*** Available data

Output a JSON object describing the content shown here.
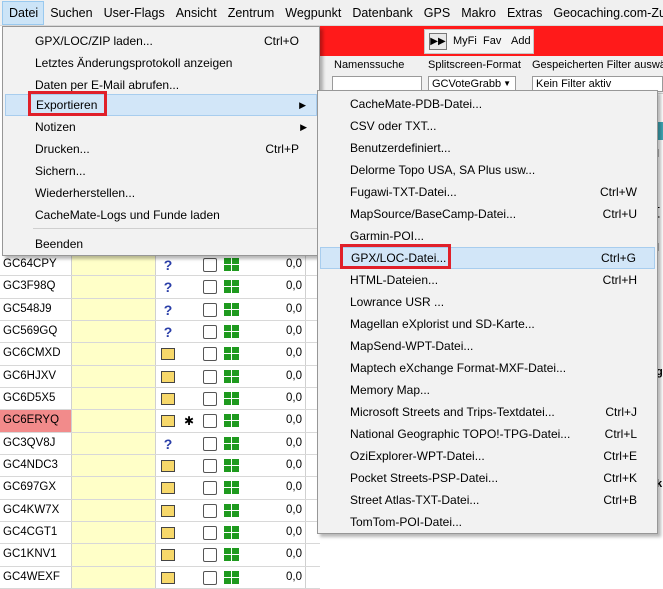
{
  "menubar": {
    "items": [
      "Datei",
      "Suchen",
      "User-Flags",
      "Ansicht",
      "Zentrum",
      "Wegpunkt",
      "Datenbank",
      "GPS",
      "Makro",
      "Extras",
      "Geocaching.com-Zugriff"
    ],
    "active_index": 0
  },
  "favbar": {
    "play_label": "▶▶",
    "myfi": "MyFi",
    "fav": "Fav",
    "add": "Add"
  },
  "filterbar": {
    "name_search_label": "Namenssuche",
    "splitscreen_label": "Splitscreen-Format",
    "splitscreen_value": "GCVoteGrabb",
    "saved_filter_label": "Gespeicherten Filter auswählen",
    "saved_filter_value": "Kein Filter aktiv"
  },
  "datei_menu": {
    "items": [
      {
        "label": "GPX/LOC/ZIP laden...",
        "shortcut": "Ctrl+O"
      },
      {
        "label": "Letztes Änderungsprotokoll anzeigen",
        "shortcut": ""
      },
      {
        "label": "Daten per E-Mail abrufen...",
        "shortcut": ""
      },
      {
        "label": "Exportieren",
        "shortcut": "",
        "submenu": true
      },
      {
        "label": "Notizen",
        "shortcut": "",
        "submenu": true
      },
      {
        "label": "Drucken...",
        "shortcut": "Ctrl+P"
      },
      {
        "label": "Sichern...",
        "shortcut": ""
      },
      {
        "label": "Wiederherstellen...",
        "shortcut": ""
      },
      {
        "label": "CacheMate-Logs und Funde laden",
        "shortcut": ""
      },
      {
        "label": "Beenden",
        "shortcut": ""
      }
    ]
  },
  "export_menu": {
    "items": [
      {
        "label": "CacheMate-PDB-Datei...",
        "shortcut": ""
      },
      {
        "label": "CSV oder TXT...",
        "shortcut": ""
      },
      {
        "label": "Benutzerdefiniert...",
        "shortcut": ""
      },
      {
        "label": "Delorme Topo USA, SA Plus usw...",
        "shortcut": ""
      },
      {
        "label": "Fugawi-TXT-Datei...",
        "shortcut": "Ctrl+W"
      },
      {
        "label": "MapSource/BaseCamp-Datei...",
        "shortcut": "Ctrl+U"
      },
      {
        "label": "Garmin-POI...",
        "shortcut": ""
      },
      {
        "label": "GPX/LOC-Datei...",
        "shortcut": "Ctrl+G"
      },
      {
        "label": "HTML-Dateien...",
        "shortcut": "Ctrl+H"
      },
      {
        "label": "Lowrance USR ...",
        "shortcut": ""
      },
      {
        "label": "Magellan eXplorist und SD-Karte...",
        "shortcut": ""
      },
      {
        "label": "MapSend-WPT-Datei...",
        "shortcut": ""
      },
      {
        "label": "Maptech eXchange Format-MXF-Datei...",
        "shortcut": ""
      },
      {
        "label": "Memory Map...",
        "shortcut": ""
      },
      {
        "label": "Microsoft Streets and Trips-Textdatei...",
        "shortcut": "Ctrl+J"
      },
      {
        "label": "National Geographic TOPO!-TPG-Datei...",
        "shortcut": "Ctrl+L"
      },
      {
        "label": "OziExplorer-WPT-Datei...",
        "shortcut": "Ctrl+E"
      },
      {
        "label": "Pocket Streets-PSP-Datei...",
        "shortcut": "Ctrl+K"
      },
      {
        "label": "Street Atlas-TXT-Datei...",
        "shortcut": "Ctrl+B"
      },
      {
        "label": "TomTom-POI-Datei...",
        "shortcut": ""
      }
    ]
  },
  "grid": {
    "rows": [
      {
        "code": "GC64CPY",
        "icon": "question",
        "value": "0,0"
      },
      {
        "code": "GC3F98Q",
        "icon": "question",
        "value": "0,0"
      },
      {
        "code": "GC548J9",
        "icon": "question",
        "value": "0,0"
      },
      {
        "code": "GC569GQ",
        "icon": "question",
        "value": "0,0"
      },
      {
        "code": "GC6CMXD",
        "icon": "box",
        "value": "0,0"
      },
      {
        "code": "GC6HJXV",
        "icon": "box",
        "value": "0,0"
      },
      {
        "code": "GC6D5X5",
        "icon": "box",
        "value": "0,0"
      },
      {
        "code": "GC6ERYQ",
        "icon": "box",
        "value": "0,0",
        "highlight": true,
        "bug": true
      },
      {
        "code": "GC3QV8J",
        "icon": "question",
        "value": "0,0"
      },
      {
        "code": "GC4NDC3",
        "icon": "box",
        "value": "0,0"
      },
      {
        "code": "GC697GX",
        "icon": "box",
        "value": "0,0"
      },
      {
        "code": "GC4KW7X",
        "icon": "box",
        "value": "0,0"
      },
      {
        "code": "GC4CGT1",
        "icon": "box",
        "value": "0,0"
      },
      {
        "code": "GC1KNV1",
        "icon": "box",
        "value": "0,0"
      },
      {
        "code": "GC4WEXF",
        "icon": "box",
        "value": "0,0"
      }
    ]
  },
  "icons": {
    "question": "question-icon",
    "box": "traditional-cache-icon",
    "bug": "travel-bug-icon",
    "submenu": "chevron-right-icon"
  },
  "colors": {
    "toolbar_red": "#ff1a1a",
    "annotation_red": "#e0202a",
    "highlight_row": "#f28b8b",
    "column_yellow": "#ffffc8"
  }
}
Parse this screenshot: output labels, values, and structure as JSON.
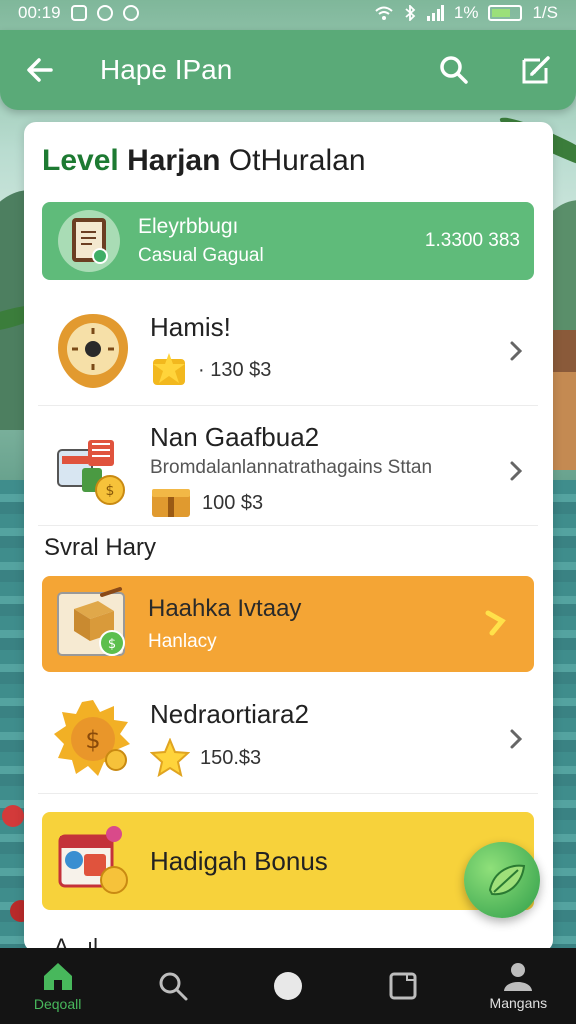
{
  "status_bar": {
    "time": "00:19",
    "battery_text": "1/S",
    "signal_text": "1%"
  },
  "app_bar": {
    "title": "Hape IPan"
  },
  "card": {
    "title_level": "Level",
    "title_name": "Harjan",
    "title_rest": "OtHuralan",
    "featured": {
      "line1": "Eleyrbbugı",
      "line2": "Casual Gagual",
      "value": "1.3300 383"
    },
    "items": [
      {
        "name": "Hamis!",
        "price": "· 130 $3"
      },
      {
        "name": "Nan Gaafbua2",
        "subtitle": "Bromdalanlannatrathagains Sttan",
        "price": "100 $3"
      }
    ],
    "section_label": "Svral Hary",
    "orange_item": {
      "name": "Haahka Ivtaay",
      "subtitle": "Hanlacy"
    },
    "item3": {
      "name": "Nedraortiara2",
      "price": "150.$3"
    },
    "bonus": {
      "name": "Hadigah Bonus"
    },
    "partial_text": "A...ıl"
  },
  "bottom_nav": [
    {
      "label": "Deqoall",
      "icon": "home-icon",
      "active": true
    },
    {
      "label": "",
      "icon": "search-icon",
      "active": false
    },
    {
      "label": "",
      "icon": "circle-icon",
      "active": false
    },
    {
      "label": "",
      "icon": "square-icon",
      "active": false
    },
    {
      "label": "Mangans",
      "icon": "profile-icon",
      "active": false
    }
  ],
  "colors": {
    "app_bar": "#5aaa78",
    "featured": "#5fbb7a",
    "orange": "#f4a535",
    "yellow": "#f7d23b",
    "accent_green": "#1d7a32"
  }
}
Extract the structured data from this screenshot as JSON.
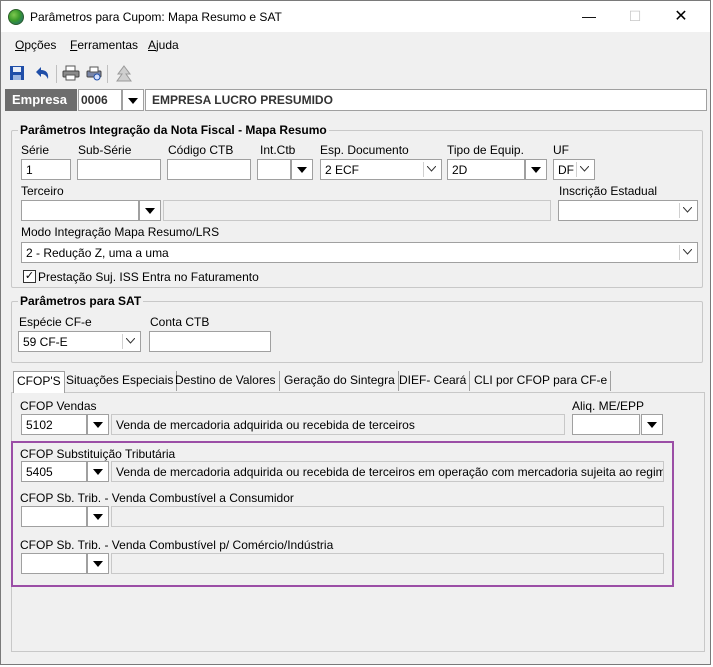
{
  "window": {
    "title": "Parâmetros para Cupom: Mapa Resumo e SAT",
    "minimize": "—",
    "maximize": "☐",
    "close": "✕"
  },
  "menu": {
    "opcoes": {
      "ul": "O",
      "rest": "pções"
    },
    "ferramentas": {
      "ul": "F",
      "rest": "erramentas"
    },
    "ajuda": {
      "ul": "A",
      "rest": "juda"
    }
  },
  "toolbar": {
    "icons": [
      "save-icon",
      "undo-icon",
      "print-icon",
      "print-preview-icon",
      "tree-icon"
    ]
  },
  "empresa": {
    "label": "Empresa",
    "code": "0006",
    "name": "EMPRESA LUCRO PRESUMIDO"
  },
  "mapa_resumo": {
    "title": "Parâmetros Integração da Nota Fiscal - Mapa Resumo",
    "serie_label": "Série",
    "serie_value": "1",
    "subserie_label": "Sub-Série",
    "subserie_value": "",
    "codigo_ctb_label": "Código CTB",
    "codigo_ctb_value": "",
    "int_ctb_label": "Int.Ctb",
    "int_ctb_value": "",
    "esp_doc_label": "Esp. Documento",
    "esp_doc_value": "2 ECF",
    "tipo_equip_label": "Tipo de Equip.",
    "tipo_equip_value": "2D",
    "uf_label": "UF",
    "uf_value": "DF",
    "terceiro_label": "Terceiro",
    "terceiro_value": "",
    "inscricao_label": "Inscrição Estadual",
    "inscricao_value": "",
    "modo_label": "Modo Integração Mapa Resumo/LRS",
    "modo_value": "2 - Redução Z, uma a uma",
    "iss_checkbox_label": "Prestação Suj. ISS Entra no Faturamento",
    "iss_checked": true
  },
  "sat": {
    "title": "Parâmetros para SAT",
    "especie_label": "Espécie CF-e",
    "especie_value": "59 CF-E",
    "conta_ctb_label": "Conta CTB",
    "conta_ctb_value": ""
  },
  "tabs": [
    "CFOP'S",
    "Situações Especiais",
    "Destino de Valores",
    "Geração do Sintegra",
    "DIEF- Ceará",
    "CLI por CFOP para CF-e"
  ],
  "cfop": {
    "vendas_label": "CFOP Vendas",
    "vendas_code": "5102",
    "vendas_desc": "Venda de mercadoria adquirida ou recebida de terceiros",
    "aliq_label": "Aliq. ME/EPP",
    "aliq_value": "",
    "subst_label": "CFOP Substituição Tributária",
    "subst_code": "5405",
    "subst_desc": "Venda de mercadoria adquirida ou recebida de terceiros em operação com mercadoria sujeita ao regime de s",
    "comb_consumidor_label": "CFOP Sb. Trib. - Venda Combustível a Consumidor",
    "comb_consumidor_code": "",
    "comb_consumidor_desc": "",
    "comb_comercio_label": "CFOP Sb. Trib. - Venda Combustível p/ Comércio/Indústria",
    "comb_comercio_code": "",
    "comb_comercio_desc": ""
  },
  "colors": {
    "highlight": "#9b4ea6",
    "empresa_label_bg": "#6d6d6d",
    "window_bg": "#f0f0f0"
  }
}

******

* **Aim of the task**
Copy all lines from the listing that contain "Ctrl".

* **Written answer**
        "shortcut": "Ctrl+O"
        "shortcut": "Ctrl+P"
        "shortcut": "Ctrl+W"
        "shortcut": "Ctrl+U"
        "shortcut": "Ctrl+G"
        "shortcut": "Ctrl+H"
        "shortcut": "Ctrl+J"
        "shortcut": "Ctrl+L"
        "shortcut": "Ctrl+E"
        "shortcut": "Ctrl+K"
        "shortcut": "Ctrl+B"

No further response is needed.